## DIRECTIONS FOR THIS TASK
Tally the lines below that contain the word "title", and give only that number.

## MATERIAL PROVIDED
*** Begin section ***
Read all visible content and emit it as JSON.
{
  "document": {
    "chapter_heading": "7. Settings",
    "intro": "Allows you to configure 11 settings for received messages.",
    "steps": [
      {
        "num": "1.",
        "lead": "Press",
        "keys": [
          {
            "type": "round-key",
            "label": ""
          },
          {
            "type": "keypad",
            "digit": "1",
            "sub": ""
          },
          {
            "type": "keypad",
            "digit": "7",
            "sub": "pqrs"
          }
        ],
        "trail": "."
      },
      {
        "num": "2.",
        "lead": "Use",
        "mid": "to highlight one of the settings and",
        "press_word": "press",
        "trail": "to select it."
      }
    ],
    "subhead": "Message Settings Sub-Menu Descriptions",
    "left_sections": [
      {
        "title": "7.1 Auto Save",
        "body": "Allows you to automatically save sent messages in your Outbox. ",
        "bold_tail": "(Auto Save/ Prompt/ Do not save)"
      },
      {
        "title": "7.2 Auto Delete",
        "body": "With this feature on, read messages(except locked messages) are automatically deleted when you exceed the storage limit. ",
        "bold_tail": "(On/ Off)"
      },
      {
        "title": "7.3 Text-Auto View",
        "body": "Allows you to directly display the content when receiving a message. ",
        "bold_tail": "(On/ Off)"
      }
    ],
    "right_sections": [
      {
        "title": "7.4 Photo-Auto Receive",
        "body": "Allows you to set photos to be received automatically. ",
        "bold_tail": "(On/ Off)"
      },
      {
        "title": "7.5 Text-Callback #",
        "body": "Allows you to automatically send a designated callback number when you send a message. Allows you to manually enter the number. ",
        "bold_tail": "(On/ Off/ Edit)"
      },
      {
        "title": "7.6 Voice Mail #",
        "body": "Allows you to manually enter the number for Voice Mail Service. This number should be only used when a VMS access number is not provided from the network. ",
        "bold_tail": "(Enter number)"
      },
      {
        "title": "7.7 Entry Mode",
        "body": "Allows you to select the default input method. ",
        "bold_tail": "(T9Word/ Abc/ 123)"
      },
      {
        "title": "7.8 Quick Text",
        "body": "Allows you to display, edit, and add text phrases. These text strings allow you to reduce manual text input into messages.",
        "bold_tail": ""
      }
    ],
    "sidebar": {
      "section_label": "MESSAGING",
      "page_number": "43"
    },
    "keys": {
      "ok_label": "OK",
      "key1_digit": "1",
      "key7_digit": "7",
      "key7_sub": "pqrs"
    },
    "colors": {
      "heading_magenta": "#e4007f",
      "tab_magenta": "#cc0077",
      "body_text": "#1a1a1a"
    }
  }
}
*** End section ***
## EXERCISE SOLUTION
8